Black Fret Wants to Pay You $500 to Play for Workers on Zoom
Nonprofit reimagines the corporate gig in the age of COVID-19
By Kevin Curtin,
11:25AM, Fri. Jun. 12, 2020
“Back to normal” is no longer a realistic marker for American office culture as the COVID-19 health crisis ushers in a work-from-home paradigm shift.
“People have woken up and you can’t put the genie back in the bottle,” says Greg Carter, a local tech consultant who’s also a mandolin player and songwriter. “We’re never going to get away from some level of remote work because it’s so much more productive.”
As such, a certain type of corporate gig – where musicians perform exclusively for the workers of a company – could likewise “Zoom” into a new era. Carter identified that nearly two months ago when he began organizing virtual office performances for the music patronage nonprofit Black Fret, of which he’s a member. That Happy Hour Concert series, tapping three Austin musicians to swap songs in front of an audience of up to 100 corporate workers on digital meeting platforms, has taken off as a popular moral boost companies can provide to their employees.
To date, the program has staged 29 workforce concerts and paid over $40,000 to Austin musicians who’ve been largely out of work because of an industry-wide shutdown. Each artist gets paid a base rate of $500 plus tips, which Carter says have averaged $100-$200 per performer thus far. Repeat performances pay roughly $300 after tips.
Corporate clients pay the organization $500 per show. A $50,00 grant Black Fret received from the Stand With Austin fund has given them the ability to increase payouts and keep the project going as long as companies keep wanting Austin-sourced entertainment. Carter envisions a prolonged interest in the Happy Hour Concerts.
“I’ve had companies tell me, ‘Forget COVID, I could have used this over the last few years. I have a sales team that’s distributed throughout the U.S. We have to get them together by flying them to a conference so we can get some face time.
“’This could be a way to get our team together,’” he relays.
Tony Kamel, singer and guitarist for local Grammy-nominated bluegrass quartet Wood & Wire, has played several of Black Fret’s Happy Hour Concerts and sees it as a viable opportunity for musicians.
“It’s really relieved a portion of financial stress,” he offers. “That’s great money for one gig from your house that takes an hour and the people are really generous."
Kamel says his favorite element of the shows are getting to see other Austin musicians, who he’d heard of but never seen before, perform. He also notes it just feels good to play music right now in front of visible audience.
“On a livestream, it’s a little strange not to hear or see a reaction. They come in the form of Facebook or Instagram comments,” he says. “It’s nice to hear actually audible reactions and get a little bit of feedback.

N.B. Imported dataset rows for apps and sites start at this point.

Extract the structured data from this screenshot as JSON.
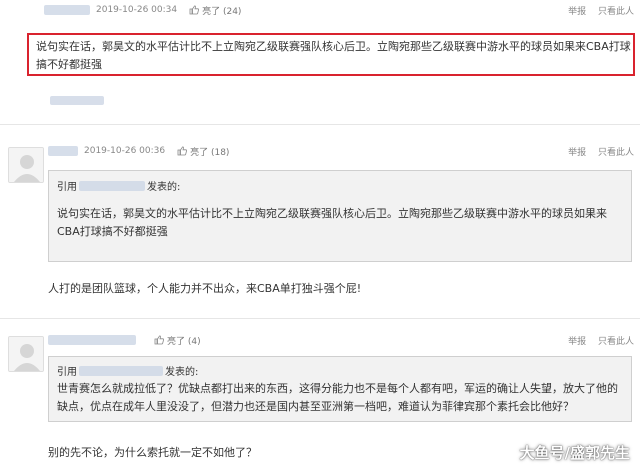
{
  "comments": [
    {
      "time": "2019-10-26 00:34",
      "like": "亮了 (24)",
      "text": "说句实在话，郭昊文的水平估计比不上立陶宛乙级联赛强队核心后卫。立陶宛那些乙级联赛中游水平的球员如果来CBA打球搞不好都挺强"
    },
    {
      "time": "2019-10-26 00:36",
      "like": "亮了 (18)",
      "quote_prefix": "引用",
      "quote_suffix": "发表的:",
      "quote_text": "说句实在话，郭昊文的水平估计比不上立陶宛乙级联赛强队核心后卫。立陶宛那些乙级联赛中游水平的球员如果来CBA打球搞不好都挺强",
      "text": "人打的是团队篮球，个人能力并不出众，来CBA单打独斗强个屁!"
    },
    {
      "time": "",
      "like": "亮了 (4)",
      "quote_prefix": "引用",
      "quote_suffix": "发表的:",
      "quote_text": "世青赛怎么就成拉低了？优缺点都打出来的东西，这得分能力也不是每个人都有吧，军运的确让人失望，放大了他的缺点，优点在成年人里没没了，但潜力也还是国内甚至亚洲第一档吧，难道认为菲律宾那个素托会比他好？",
      "text": "别的先不论，为什么索托就一定不如他了？"
    }
  ],
  "actions": {
    "report": "举报",
    "only_this": "只看此人"
  },
  "watermark": "大鱼号/盛郭先生",
  "colors": {
    "highlight_border": "#d9232e",
    "quote_bg": "#f2f2f2"
  }
}
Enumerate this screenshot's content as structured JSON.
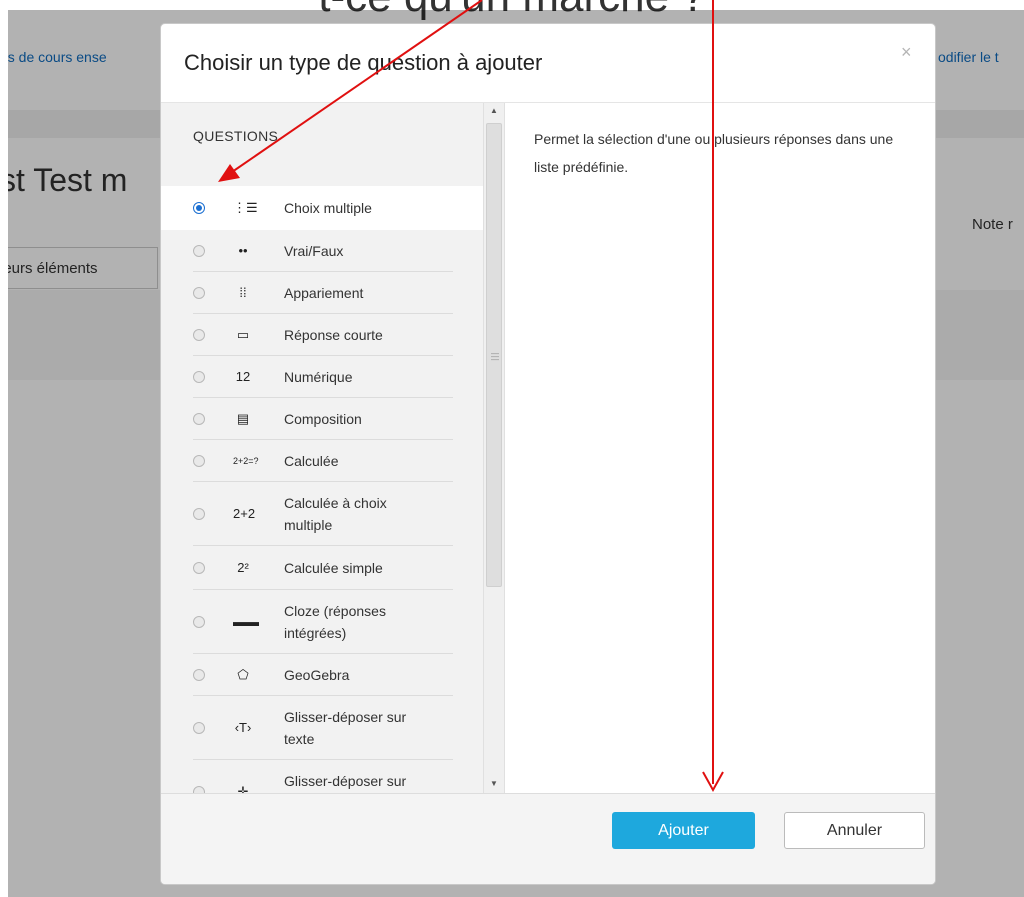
{
  "background": {
    "title": "t-ce qu'un marché ?",
    "link_left": "es de cours ense",
    "link_right": "odifier le t",
    "test_heading": "st Test m",
    "note": "Note r",
    "tab": "ieurs éléments"
  },
  "dialog": {
    "title": "Choisir un type de question à ajouter",
    "close_symbol": "×",
    "section_heading": "QUESTIONS",
    "selected_index": 0,
    "options": [
      {
        "label": "Choix multiple",
        "icon": "multichoice-icon",
        "glyph": "⋮☰"
      },
      {
        "label": "Vrai/Faux",
        "icon": "truefalse-icon",
        "glyph": "••"
      },
      {
        "label": "Appariement",
        "icon": "match-icon",
        "glyph": "⁞⁞"
      },
      {
        "label": "Réponse courte",
        "icon": "shortanswer-icon",
        "glyph": "▭"
      },
      {
        "label": "Numérique",
        "icon": "numerical-icon",
        "glyph": "12"
      },
      {
        "label": "Composition",
        "icon": "essay-icon",
        "glyph": "▤"
      },
      {
        "label": "Calculée",
        "icon": "calculated-icon",
        "glyph": "2+2=?"
      },
      {
        "label": "Calculée à choix multiple",
        "icon": "calculatedmulti-icon",
        "glyph": "2+2"
      },
      {
        "label": "Calculée simple",
        "icon": "calculatedsimple-icon",
        "glyph": "2²"
      },
      {
        "label": "Cloze (réponses intégrées)",
        "icon": "cloze-icon",
        "glyph": "▬▬"
      },
      {
        "label": "GeoGebra",
        "icon": "geogebra-icon",
        "glyph": "⬠"
      },
      {
        "label": "Glisser-déposer sur texte",
        "icon": "ddwtos-icon",
        "glyph": "‹T›"
      },
      {
        "label": "Glisser-déposer sur une image",
        "icon": "ddimage-icon",
        "glyph": "✛"
      }
    ],
    "description": "Permet la sélection d'une ou plusieurs réponses dans une liste prédéfinie.",
    "add_label": "Ajouter",
    "cancel_label": "Annuler"
  },
  "colors": {
    "accent": "#1ea8dd",
    "annotation": "#e01010",
    "radio_selected": "#1b6fd1"
  }
}
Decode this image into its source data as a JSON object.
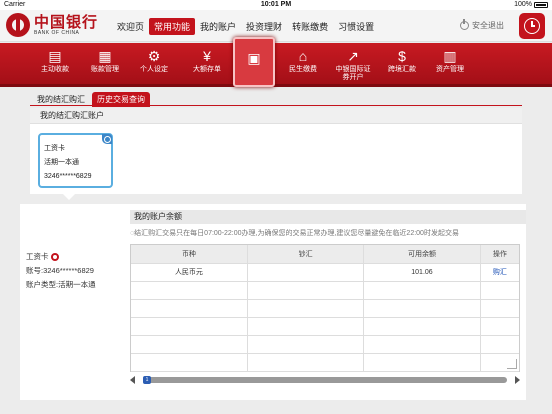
{
  "status_bar": {
    "carrier": "Carrier",
    "time": "10:01 PM",
    "battery": "100%"
  },
  "brand": {
    "name_cn": "中国银行",
    "name_en": "BANK OF CHINA",
    "color": "#c3131c"
  },
  "top_nav": {
    "items": [
      "欢迎页",
      "常用功能",
      "我的账户",
      "投资理财",
      "转账缴费",
      "习惯设置"
    ],
    "active": "常用功能"
  },
  "header_actions": {
    "logout_label": "安全退出"
  },
  "func_bar": {
    "items": [
      {
        "label": "主动收款",
        "icon": "payment-icon"
      },
      {
        "label": "账款管理",
        "icon": "ledger-icon"
      },
      {
        "label": "个人设定",
        "icon": "gear-icon"
      },
      {
        "label": "大额存单",
        "icon": "deposit-icon"
      },
      {
        "label": "",
        "icon": "exchange-icon",
        "active": true
      },
      {
        "label": "民生缴费",
        "icon": "home-icon"
      },
      {
        "label": "中银国际证券开户",
        "icon": "chart-icon"
      },
      {
        "label": "跨境汇款",
        "icon": "remittance-icon"
      },
      {
        "label": "资产管理",
        "icon": "asset-icon"
      }
    ]
  },
  "tabs": {
    "selected": "我的结汇购汇",
    "other": "历史交易查询"
  },
  "account_panel": {
    "title": "我的结汇购汇账户",
    "card": {
      "type": "工资卡",
      "product": "活期一本通",
      "number": "3246******6829"
    }
  },
  "account_info": {
    "card_type": "工资卡",
    "number_line": "账号:3246******6829",
    "type_line": "账户类型:活期一本通"
  },
  "balance": {
    "title": "我的账户余额",
    "notice": "结汇购汇交易只在每日07:00-22:00办理,为确保您的交易正常办理,建议您尽量避免在临近22:00时发起交易",
    "columns": [
      "币种",
      "钞汇",
      "可用余额",
      "操作"
    ],
    "rows": [
      {
        "currency": "人民币元",
        "cash_remit": "",
        "available": "101.06",
        "action": "购汇"
      }
    ],
    "empty_rows": 5
  },
  "scrollbar": {
    "page": "1"
  }
}
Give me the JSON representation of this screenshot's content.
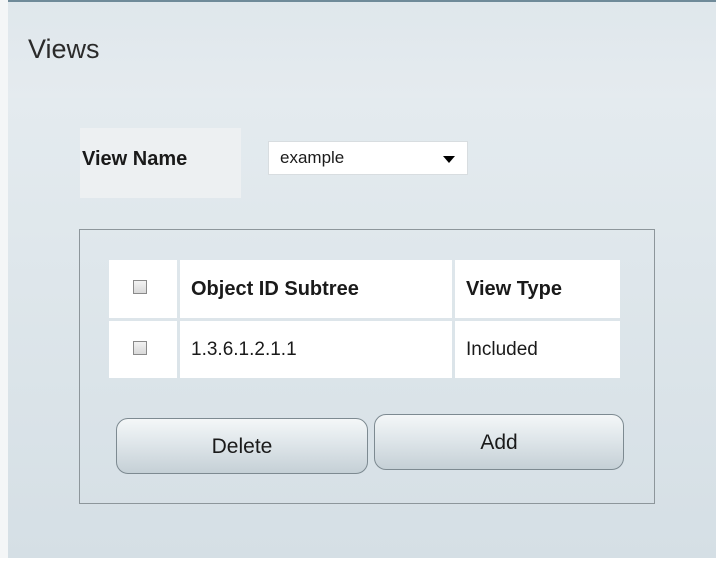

In some cases, the people I played for are from all over the world, including people in India and Europe.”
Matt Ott, co-founder of Black Fret, says multiple musicians taking part in the happy hour shows have also expressed how good it felt to be back in front of an audience.
“That the most wonderful reaction, musicians who’ve said it’s amazing hearing applause again,” he says.
Artists who’ve taken part in the series include Sir Woman, Henry Invisible, BettySoo, Kevin Russell, and Miles Zuniga.
Ott says performance slots are open to anyone, not just artists who’ve participated in the Black Fret grant program. Interested musicians can register at AustinTexasMusicians.com and, when signing up, select the option about making yourself available to a digital income opportunity.
The Black Fret model, in which members pay annual dues that are pooled and allocated to bands and artists in the form of large grants, continues to exists as a unique bridge between musicians and the business world. This project exemplifies that since Carter and other Black Fret members have sourced the concert clients via word-of-mouth through their own professional networks nationwide. Now, they’re looking for more businesses to step up and take part in the concerts. They can get involved by reaching out at HappyHourConcert@gmail.com
“When life does get ‘back to normal,’ let’s send these musicians up to Dell and have them play in the area when these people work,” says Ott. “Until then, we’re going to have fun with this and get musicians paid. If it becomes a new revenue stream for musicians, that’s a win.”